You need to sit back, relax, and let your husband drive so you don’t miss anything. He can see it all another time.
Tell that handsome, yet lead-footed Indy driver of yours, to slow down so you can take in the sights. If you want to hang your head out the window like a dog, do it! Make sure the gas tank is full because you are headed into rural New Mexico.
Before you Go
Check out NewMexicoTrue for a handy map and a short description of your route. Take a Road Trip.com is perfect if you’d like a very brief history lesson of the little villages, the churches, and the people groups that traveled through the land as well as pictures on its interactive map. If your interests lie in a more artistic direction, High Road Artisans has info on where to stop to view the local wares.
Because You’ve Got to Eat!
The tiny town of Chimayo, known for its weaving, is also famous for the 300,000 people that do an annual pilgrimage here. Legend has it that the dirt has miraculous healing powers. It’s also popular for its amazing Mexican food. Rancho de Chimayó was honored as one of New Mexico’s Culinary Treasures in March 2014. If you are fully embracing the Fall in New Mexico theme, stop here and have lunch in this old hacienda. You won’t be disappointed.
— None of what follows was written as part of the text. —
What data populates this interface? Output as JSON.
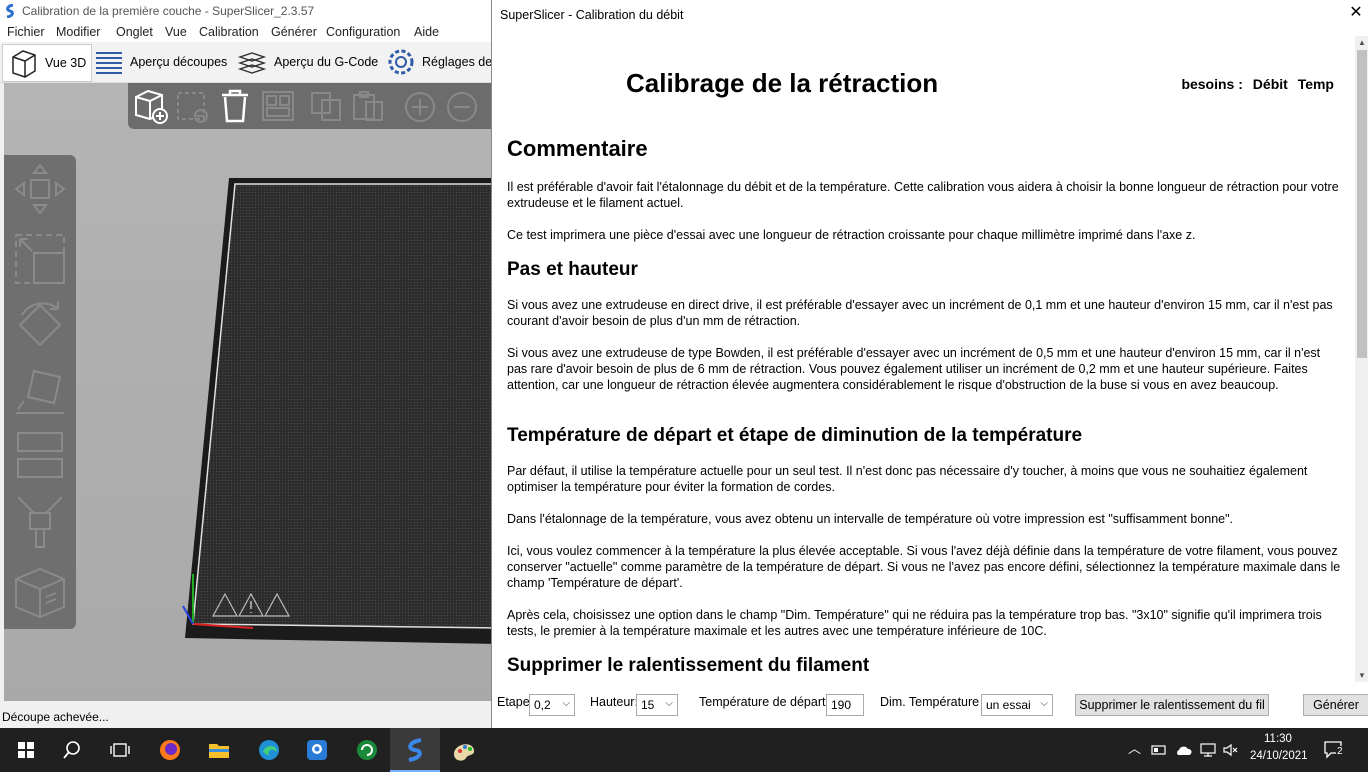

After Chimayo you will pass through the lovely mountain villages of Truchas and Las Trampas where you will feel as though you’ve gone back in time.
Prefer a picnic in the forest over a restaurant? There are several forest roads along the way. Choose one at random, pull over, set up a picnic blanket, and nibble on some fried chicken and potato salad. The kids can collect pine cones and eat dirt and pine needles. That’s what kids do when you prepare perfectly good food for them.
Sugar Nymphs in Penasco has an amazing Sunday brunch if you got off to an early start. Instead of a bread tray, this local restaurant served us fresh peach scones to begin our breakfast. It’s also fun place to stop and satisfy your sweet tooth with dessert.
The High Road to Taos will end in Ranchos de Taos. Here you will be forced to make the critical decision of driving on into Taos for Happy Hour, taking the faster route back home, or going back the way you came.